The task calls for each record to be given again unchanged, minus any pictures.

**The data**
»»

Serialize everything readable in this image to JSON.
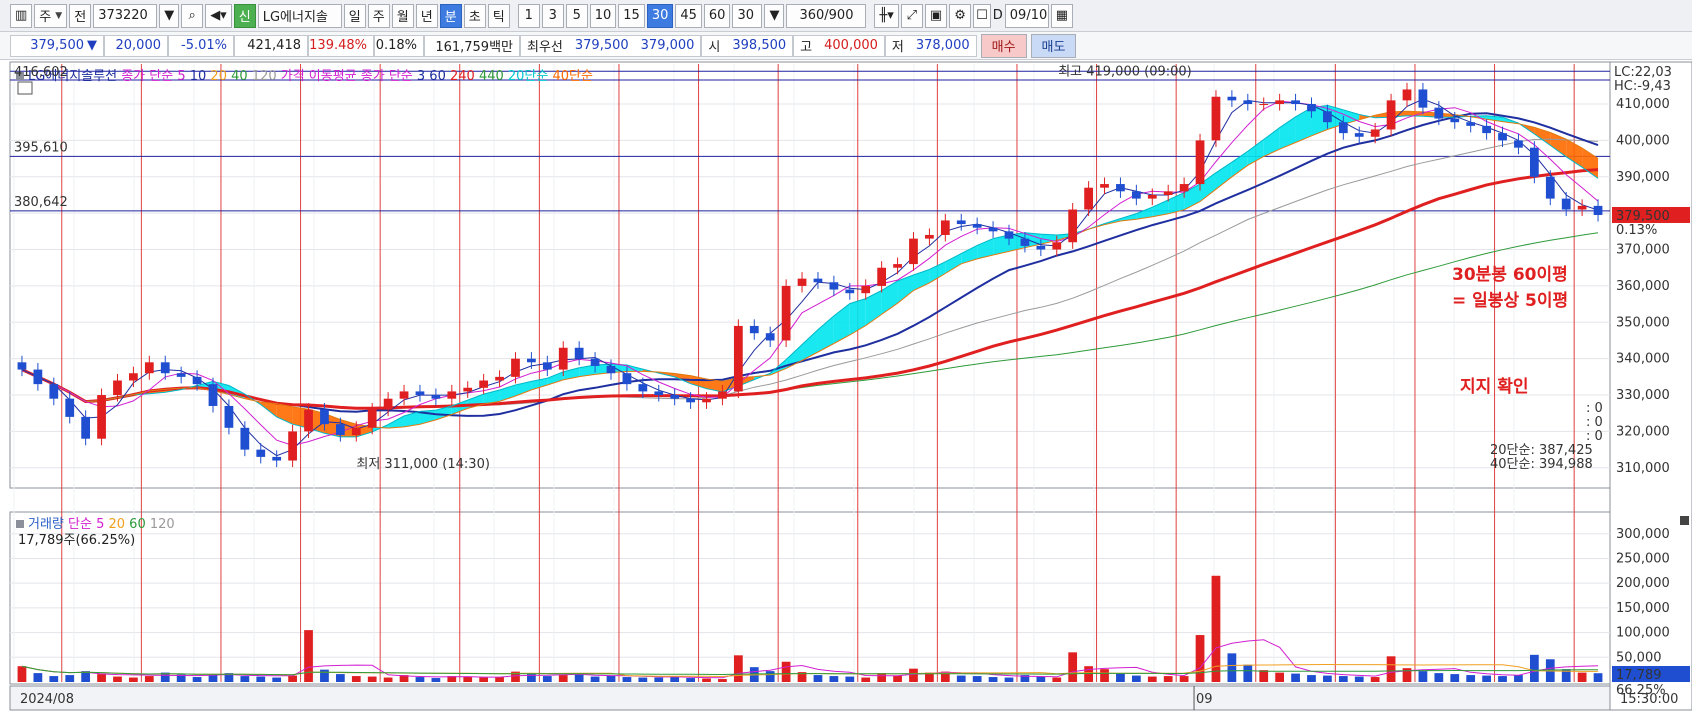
{
  "toolbar": {
    "period_combo": "주",
    "prev_label": "전",
    "code": "373220",
    "new_badge": "신",
    "stock_name": "LG에너지솔",
    "periods": [
      "일",
      "주",
      "월",
      "년",
      "분",
      "초",
      "틱"
    ],
    "active_period": "분",
    "minutes": [
      "1",
      "3",
      "5",
      "10",
      "15",
      "30",
      "45",
      "60"
    ],
    "active_minute": "30",
    "minute_combo": "30",
    "count_value": "360",
    "count_total": "/900",
    "checkbox_label": "D",
    "date": "09/10"
  },
  "quote": {
    "price": "379,500",
    "change_arrow": "▼",
    "change": "20,000",
    "change_rate": "-5.01%",
    "volume": "421,418",
    "volume_ratio": "139.48%",
    "turnover_rate": "0.18%",
    "amount": "161,759백만",
    "best_label": "최우선",
    "best_ask": "379,500",
    "best_bid": "379,000",
    "open_label": "시",
    "open": "398,500",
    "high_label": "고",
    "high": "400,000",
    "low_label": "저",
    "low": "378,000",
    "buy_label": "매수",
    "sell_label": "매도"
  },
  "colors": {
    "up": "#e02020",
    "down": "#1f4fd0",
    "ma5": "#d21fd2",
    "ma10": "#1f2fa0",
    "ma60": "#e02020",
    "ma120": "#9a9a9a",
    "ma240": "#e02020",
    "ma440": "#2e9a3a",
    "band_a": "#00e5ee",
    "band_b": "#ff6a00",
    "vline": "#e04040",
    "hline": "#2020a0"
  },
  "chart_data": {
    "type": "line",
    "price_legend_title": "LG에너지솔루션",
    "price_legend": [
      {
        "label": "종가 단순",
        "color": "#d21fd2"
      },
      {
        "label": "5",
        "color": "#d21fd2"
      },
      {
        "label": "10",
        "color": "#1f2fa0"
      },
      {
        "label": "20",
        "color": "#f0a020"
      },
      {
        "label": "40",
        "color": "#2e9a3a"
      },
      {
        "label": "120",
        "color": "#9a9a9a"
      },
      {
        "label": "가격 이동평균",
        "color": "#d21fd2"
      },
      {
        "label": "종가 단순",
        "color": "#d21fd2"
      },
      {
        "label": "3",
        "color": "#1f2fa0"
      },
      {
        "label": "60",
        "color": "#1f2fa0"
      },
      {
        "label": "240",
        "color": "#e02020"
      },
      {
        "label": "440",
        "color": "#2e9a3a"
      },
      {
        "label": "20단순",
        "color": "#00c8d0"
      },
      {
        "label": "40단순",
        "color": "#ff6a00"
      }
    ],
    "price_axis_ticks": [
      "410,000",
      "400,000",
      "390,000",
      "380,000",
      "370,000",
      "360,000",
      "350,000",
      "340,000",
      "330,000",
      "320,000",
      "310,000"
    ],
    "price_tick_values": [
      410000,
      400000,
      390000,
      380000,
      370000,
      360000,
      350000,
      340000,
      330000,
      320000,
      310000
    ],
    "ylim": [
      305000,
      421000
    ],
    "left_level_labels": [
      {
        "label": "416,602",
        "value": 416602
      },
      {
        "label": "395,610",
        "value": 395610
      },
      {
        "label": "380,642",
        "value": 380642
      }
    ],
    "hlines": [
      419000,
      416602,
      395610,
      380642
    ],
    "right_top_labels": [
      "LC:22,03",
      "HC:-9,43"
    ],
    "current_price_label": "379,500",
    "current_change_label": "0.13%",
    "current_price_value": 379500,
    "high_marker": {
      "label": "최고 419,000 (09:00)",
      "value": 419000,
      "x": 72
    },
    "low_marker": {
      "label": "최저 311,000 (14:30)",
      "value": 311000,
      "x": 20
    },
    "annotation_lines": [
      "30분봉 60이평",
      "= 일봉상 5이평"
    ],
    "support_label": "지지 확인",
    "right_values": [
      ": 0",
      ": 0",
      ": 0"
    ],
    "ma20_readout": "20단순: 387,425",
    "ma40_readout": "40단순: 394,988",
    "bars_count": 100,
    "close_series": [
      337000,
      333000,
      329000,
      324000,
      318000,
      330000,
      334000,
      336000,
      339000,
      336000,
      335000,
      333000,
      327000,
      321000,
      315000,
      313000,
      312000,
      320000,
      326000,
      322000,
      319000,
      321000,
      326000,
      329000,
      331000,
      330000,
      329000,
      331000,
      332000,
      334000,
      335000,
      340000,
      339000,
      337000,
      343000,
      340000,
      338000,
      336000,
      333000,
      331000,
      330000,
      329000,
      328000,
      329000,
      331000,
      349000,
      347000,
      345000,
      360000,
      362000,
      361000,
      359000,
      358000,
      360000,
      365000,
      366000,
      373000,
      374000,
      378000,
      377000,
      376000,
      375000,
      373000,
      371000,
      370000,
      372000,
      381000,
      387000,
      388000,
      386000,
      384000,
      385000,
      386000,
      388000,
      400000,
      412000,
      411000,
      410000,
      410000,
      411000,
      410000,
      408000,
      405000,
      402000,
      401000,
      403000,
      411000,
      414000,
      409000,
      406000,
      405000,
      404000,
      402000,
      400000,
      398000,
      390000,
      384000,
      381000,
      382000,
      379500
    ],
    "volume_legend": [
      {
        "label": "거래량",
        "color": "#2d62c8"
      },
      {
        "label": "단순",
        "color": "#d21fd2"
      },
      {
        "label": "5",
        "color": "#d21fd2"
      },
      {
        "label": "20",
        "color": "#f0a020"
      },
      {
        "label": "60",
        "color": "#2e9a3a"
      },
      {
        "label": "120",
        "color": "#9a9a9a"
      }
    ],
    "volume_readout": "17,789주(66.25%)",
    "volume_axis_ticks": [
      "300,000",
      "250,000",
      "200,000",
      "150,000",
      "100,000",
      "50,000"
    ],
    "volume_tick_values": [
      300000,
      250000,
      200000,
      150000,
      100000,
      50000
    ],
    "volume_ylim": [
      0,
      340000
    ],
    "volume_current_label": "17,789",
    "volume_current_pct": "66.25%",
    "volume_series": [
      32000,
      18000,
      12000,
      14000,
      22000,
      16000,
      11000,
      9000,
      12000,
      19000,
      15000,
      10000,
      14000,
      18000,
      12000,
      11000,
      9000,
      13000,
      105000,
      25000,
      16000,
      12000,
      11000,
      9000,
      14000,
      10000,
      8000,
      12000,
      11000,
      9000,
      10000,
      21000,
      16000,
      12000,
      14000,
      15000,
      11000,
      13000,
      10000,
      9000,
      9000,
      12000,
      8000,
      7000,
      6000,
      54000,
      30000,
      22000,
      41000,
      20000,
      14000,
      12000,
      11000,
      9000,
      18000,
      13000,
      27000,
      19000,
      21000,
      13000,
      12000,
      10000,
      9000,
      14000,
      11000,
      9000,
      60000,
      32000,
      26000,
      17000,
      13000,
      11000,
      12000,
      12000,
      95000,
      215000,
      58000,
      35000,
      24000,
      19000,
      17000,
      14000,
      13000,
      12000,
      11000,
      10000,
      52000,
      28000,
      22000,
      18000,
      16000,
      14000,
      13000,
      12000,
      14000,
      55000,
      46000,
      26000,
      19000,
      17789
    ],
    "x_axis_labels": [
      {
        "label": "2024/08",
        "index": 0
      },
      {
        "label": "09",
        "index": 74
      }
    ],
    "time_readout": "15:30:00"
  }
}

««

**Answer space**
Serialize everything readable in this image to JSON.
{
  "toolbar": {
    "period_combo": "주",
    "prev_label": "전",
    "code": "373220",
    "new_badge": "신",
    "stock_name": "LG에너지솔",
    "periods": [
      "일",
      "주",
      "월",
      "년",
      "분",
      "초",
      "틱"
    ],
    "active_period": "분",
    "minutes": [
      "1",
      "3",
      "5",
      "10",
      "15",
      "30",
      "45",
      "60"
    ],
    "active_minute": "30",
    "minute_combo": "30",
    "count_value": "360",
    "count_total": "/900",
    "checkbox_label": "D",
    "date": "09/10"
  },
  "quote": {
    "price": "379,500",
    "change_arrow": "▼",
    "change": "20,000",
    "change_rate": "-5.01%",
    "volume": "421,418",
    "volume_ratio": "139.48%",
    "turnover_rate": "0.18%",
    "amount": "161,759백만",
    "best_label": "최우선",
    "best_ask": "379,500",
    "best_bid": "379,000",
    "open_label": "시",
    "open": "398,500",
    "high_label": "고",
    "high": "400,000",
    "low_label": "저",
    "low": "378,000",
    "buy_label": "매수",
    "sell_label": "매도"
  },
  "colors": {
    "up": "#e02020",
    "down": "#1f4fd0",
    "ma5": "#d21fd2",
    "ma10": "#1f2fa0",
    "ma60": "#e02020",
    "ma120": "#9a9a9a",
    "ma240": "#e02020",
    "ma440": "#2e9a3a",
    "band_a": "#00e5ee",
    "band_b": "#ff6a00",
    "vline": "#e04040",
    "hline": "#2020a0"
  },
  "chart_data": {
    "type": "line",
    "price_legend_title": "LG에너지솔루션",
    "price_legend": [
      {
        "label": "종가 단순",
        "color": "#d21fd2"
      },
      {
        "label": "5",
        "color": "#d21fd2"
      },
      {
        "label": "10",
        "color": "#1f2fa0"
      },
      {
        "label": "20",
        "color": "#f0a020"
      },
      {
        "label": "40",
        "color": "#2e9a3a"
      },
      {
        "label": "120",
        "color": "#9a9a9a"
      },
      {
        "label": "가격 이동평균",
        "color": "#d21fd2"
      },
      {
        "label": "종가 단순",
        "color": "#d21fd2"
      },
      {
        "label": "3",
        "color": "#1f2fa0"
      },
      {
        "label": "60",
        "color": "#1f2fa0"
      },
      {
        "label": "240",
        "color": "#e02020"
      },
      {
        "label": "440",
        "color": "#2e9a3a"
      },
      {
        "label": "20단순",
        "color": "#00c8d0"
      },
      {
        "label": "40단순",
        "color": "#ff6a00"
      }
    ],
    "price_axis_ticks": [
      "410,000",
      "400,000",
      "390,000",
      "380,000",
      "370,000",
      "360,000",
      "350,000",
      "340,000",
      "330,000",
      "320,000",
      "310,000"
    ],
    "price_tick_values": [
      410000,
      400000,
      390000,
      380000,
      370000,
      360000,
      350000,
      340000,
      330000,
      320000,
      310000
    ],
    "ylim": [
      305000,
      421000
    ],
    "left_level_labels": [
      {
        "label": "416,602",
        "value": 416602
      },
      {
        "label": "395,610",
        "value": 395610
      },
      {
        "label": "380,642",
        "value": 380642
      }
    ],
    "hlines": [
      419000,
      416602,
      395610,
      380642
    ],
    "right_top_labels": [
      "LC:22,03",
      "HC:-9,43"
    ],
    "current_price_label": "379,500",
    "current_change_label": "0.13%",
    "current_price_value": 379500,
    "high_marker": {
      "label": "최고 419,000 (09:00)",
      "value": 419000,
      "x": 72
    },
    "low_marker": {
      "label": "최저 311,000 (14:30)",
      "value": 311000,
      "x": 20
    },
    "annotation_lines": [
      "30분봉 60이평",
      "= 일봉상 5이평"
    ],
    "support_label": "지지 확인",
    "right_values": [
      ": 0",
      ": 0",
      ": 0"
    ],
    "ma20_readout": "20단순: 387,425",
    "ma40_readout": "40단순: 394,988",
    "bars_count": 100,
    "close_series": [
      337000,
      333000,
      329000,
      324000,
      318000,
      330000,
      334000,
      336000,
      339000,
      336000,
      335000,
      333000,
      327000,
      321000,
      315000,
      313000,
      312000,
      320000,
      326000,
      322000,
      319000,
      321000,
      326000,
      329000,
      331000,
      330000,
      329000,
      331000,
      332000,
      334000,
      335000,
      340000,
      339000,
      337000,
      343000,
      340000,
      338000,
      336000,
      333000,
      331000,
      330000,
      329000,
      328000,
      329000,
      331000,
      349000,
      347000,
      345000,
      360000,
      362000,
      361000,
      359000,
      358000,
      360000,
      365000,
      366000,
      373000,
      374000,
      378000,
      377000,
      376000,
      375000,
      373000,
      371000,
      370000,
      372000,
      381000,
      387000,
      388000,
      386000,
      384000,
      385000,
      386000,
      388000,
      400000,
      412000,
      411000,
      410000,
      410000,
      411000,
      410000,
      408000,
      405000,
      402000,
      401000,
      403000,
      411000,
      414000,
      409000,
      406000,
      405000,
      404000,
      402000,
      400000,
      398000,
      390000,
      384000,
      381000,
      382000,
      379500
    ],
    "volume_legend": [
      {
        "label": "거래량",
        "color": "#2d62c8"
      },
      {
        "label": "단순",
        "color": "#d21fd2"
      },
      {
        "label": "5",
        "color": "#d21fd2"
      },
      {
        "label": "20",
        "color": "#f0a020"
      },
      {
        "label": "60",
        "color": "#2e9a3a"
      },
      {
        "label": "120",
        "color": "#9a9a9a"
      }
    ],
    "volume_readout": "17,789주(66.25%)",
    "volume_axis_ticks": [
      "300,000",
      "250,000",
      "200,000",
      "150,000",
      "100,000",
      "50,000"
    ],
    "volume_tick_values": [
      300000,
      250000,
      200000,
      150000,
      100000,
      50000
    ],
    "volume_ylim": [
      0,
      340000
    ],
    "volume_current_label": "17,789",
    "volume_current_pct": "66.25%",
    "volume_series": [
      32000,
      18000,
      12000,
      14000,
      22000,
      16000,
      11000,
      9000,
      12000,
      19000,
      15000,
      10000,
      14000,
      18000,
      12000,
      11000,
      9000,
      13000,
      105000,
      25000,
      16000,
      12000,
      11000,
      9000,
      14000,
      10000,
      8000,
      12000,
      11000,
      9000,
      10000,
      21000,
      16000,
      12000,
      14000,
      15000,
      11000,
      13000,
      10000,
      9000,
      9000,
      12000,
      8000,
      7000,
      6000,
      54000,
      30000,
      22000,
      41000,
      20000,
      14000,
      12000,
      11000,
      9000,
      18000,
      13000,
      27000,
      19000,
      21000,
      13000,
      12000,
      10000,
      9000,
      14000,
      11000,
      9000,
      60000,
      32000,
      26000,
      17000,
      13000,
      11000,
      12000,
      12000,
      95000,
      215000,
      58000,
      35000,
      24000,
      19000,
      17000,
      14000,
      13000,
      12000,
      11000,
      10000,
      52000,
      28000,
      22000,
      18000,
      16000,
      14000,
      13000,
      12000,
      14000,
      55000,
      46000,
      26000,
      19000,
      17789
    ],
    "x_axis_labels": [
      {
        "label": "2024/08",
        "index": 0
      },
      {
        "label": "09",
        "index": 74
      }
    ],
    "time_readout": "15:30:00"
  }
}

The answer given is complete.